More healthcare-related entities should fall under the scope of the HIPAA privacy rule and soon, according to a U.S. Department of Health and Human Services (HHS) advisory body.
“HHS and Congress should move expeditiously to establish laws and regulations that will ensure that all entities that create, compile, store, transmit, or use personally identifiable health information are covered by a federal privacy law,” according to a recent letter the National Committee on Vital and Health Statistics (NCVHS) sent to HHS Secretary Michael Leavitt. “This is necessary to assure the public that the Nationwide Health Information Network, and all of its components, are deserving of their trust.”
The letter reiterates a year-old recommendation the committee made to Leavitt to expand the types of entities covered under the privacy rule. The committee held three hearings during the past year to get more information about entities that use health information in their day-to-day operations but are not covered by the privacy rule. The hearings reinforced committee members’ convictions that expansion of the rule was necessary, according to the letter.
“A significant concern is that many of the new entities essential to the operation of the Nationwide Health Information Network fall outside HIPAA’s statutory definition of ‘covered entity,’” according to the new letter. “Health information exchanges, regional health information organizations, record locator services, community access services, system integrators, medical records banks and other new entities established to manage health information have proliferated in recent years.”

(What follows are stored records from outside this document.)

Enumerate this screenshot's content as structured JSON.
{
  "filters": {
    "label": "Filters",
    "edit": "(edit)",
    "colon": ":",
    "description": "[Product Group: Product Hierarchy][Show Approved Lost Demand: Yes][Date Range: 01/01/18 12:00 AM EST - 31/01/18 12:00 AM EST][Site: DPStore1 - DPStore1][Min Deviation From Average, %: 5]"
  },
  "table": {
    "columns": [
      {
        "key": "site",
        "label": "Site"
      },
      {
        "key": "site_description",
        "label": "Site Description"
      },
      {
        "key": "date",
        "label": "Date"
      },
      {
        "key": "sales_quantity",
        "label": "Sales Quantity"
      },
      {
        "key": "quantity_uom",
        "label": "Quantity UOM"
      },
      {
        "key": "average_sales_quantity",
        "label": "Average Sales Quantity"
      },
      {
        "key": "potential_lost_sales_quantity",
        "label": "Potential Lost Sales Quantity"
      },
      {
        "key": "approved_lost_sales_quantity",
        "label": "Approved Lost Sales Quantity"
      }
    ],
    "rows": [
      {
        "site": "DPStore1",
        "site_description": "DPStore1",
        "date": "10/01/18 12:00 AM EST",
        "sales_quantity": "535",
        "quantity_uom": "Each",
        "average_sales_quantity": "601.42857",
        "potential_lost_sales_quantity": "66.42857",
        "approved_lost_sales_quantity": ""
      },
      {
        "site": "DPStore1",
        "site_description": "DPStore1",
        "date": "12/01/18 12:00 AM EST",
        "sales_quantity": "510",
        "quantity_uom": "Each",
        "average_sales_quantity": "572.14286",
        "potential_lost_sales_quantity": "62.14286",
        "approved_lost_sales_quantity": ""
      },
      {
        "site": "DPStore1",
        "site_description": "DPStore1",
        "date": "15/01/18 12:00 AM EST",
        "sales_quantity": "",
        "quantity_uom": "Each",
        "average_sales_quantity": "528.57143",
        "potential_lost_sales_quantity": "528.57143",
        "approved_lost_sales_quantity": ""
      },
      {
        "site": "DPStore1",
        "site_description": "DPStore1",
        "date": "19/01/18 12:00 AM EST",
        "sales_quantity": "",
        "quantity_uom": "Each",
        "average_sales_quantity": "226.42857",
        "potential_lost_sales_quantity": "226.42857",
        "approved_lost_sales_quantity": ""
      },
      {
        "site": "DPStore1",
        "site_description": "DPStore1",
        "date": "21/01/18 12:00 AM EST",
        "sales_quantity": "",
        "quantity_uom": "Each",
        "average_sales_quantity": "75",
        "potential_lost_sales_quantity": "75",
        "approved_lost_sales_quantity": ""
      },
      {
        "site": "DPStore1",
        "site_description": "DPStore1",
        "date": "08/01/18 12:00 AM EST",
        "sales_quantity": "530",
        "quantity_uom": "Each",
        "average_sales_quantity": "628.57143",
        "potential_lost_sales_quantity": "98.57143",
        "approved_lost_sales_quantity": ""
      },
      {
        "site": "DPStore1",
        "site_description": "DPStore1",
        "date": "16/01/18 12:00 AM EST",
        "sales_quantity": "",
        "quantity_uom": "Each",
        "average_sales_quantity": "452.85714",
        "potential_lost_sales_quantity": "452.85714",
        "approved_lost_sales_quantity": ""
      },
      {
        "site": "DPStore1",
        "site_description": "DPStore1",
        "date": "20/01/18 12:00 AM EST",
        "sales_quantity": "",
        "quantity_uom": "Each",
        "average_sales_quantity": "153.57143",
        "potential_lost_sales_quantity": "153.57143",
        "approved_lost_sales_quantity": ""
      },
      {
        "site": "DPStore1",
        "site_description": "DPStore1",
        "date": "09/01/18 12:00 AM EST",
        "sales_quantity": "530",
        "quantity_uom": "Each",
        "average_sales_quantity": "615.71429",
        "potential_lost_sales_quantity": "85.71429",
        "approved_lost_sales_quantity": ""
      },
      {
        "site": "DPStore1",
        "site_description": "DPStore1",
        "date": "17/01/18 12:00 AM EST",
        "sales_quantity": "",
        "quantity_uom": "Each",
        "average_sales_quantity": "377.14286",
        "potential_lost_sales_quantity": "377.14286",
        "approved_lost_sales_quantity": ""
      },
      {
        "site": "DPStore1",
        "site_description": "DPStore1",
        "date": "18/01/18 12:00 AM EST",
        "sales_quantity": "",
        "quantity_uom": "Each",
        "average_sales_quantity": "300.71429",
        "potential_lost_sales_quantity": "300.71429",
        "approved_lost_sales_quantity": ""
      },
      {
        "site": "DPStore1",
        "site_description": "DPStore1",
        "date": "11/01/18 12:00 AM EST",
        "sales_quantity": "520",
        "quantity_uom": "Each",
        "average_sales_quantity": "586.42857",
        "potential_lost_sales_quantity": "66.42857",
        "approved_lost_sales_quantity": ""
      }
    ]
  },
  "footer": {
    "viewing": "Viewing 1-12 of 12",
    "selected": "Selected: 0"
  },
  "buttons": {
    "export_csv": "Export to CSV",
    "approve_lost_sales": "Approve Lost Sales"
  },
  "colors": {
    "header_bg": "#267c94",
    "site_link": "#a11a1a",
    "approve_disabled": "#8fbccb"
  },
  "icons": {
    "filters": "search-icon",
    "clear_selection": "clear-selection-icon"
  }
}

NCVHS also sent Leavitt a letter reiterating an earlier recommendation that federal officials improve coordination between the HIPAA privacy rule and the Family Educational Rights and Privacy Act, which governs school medical records.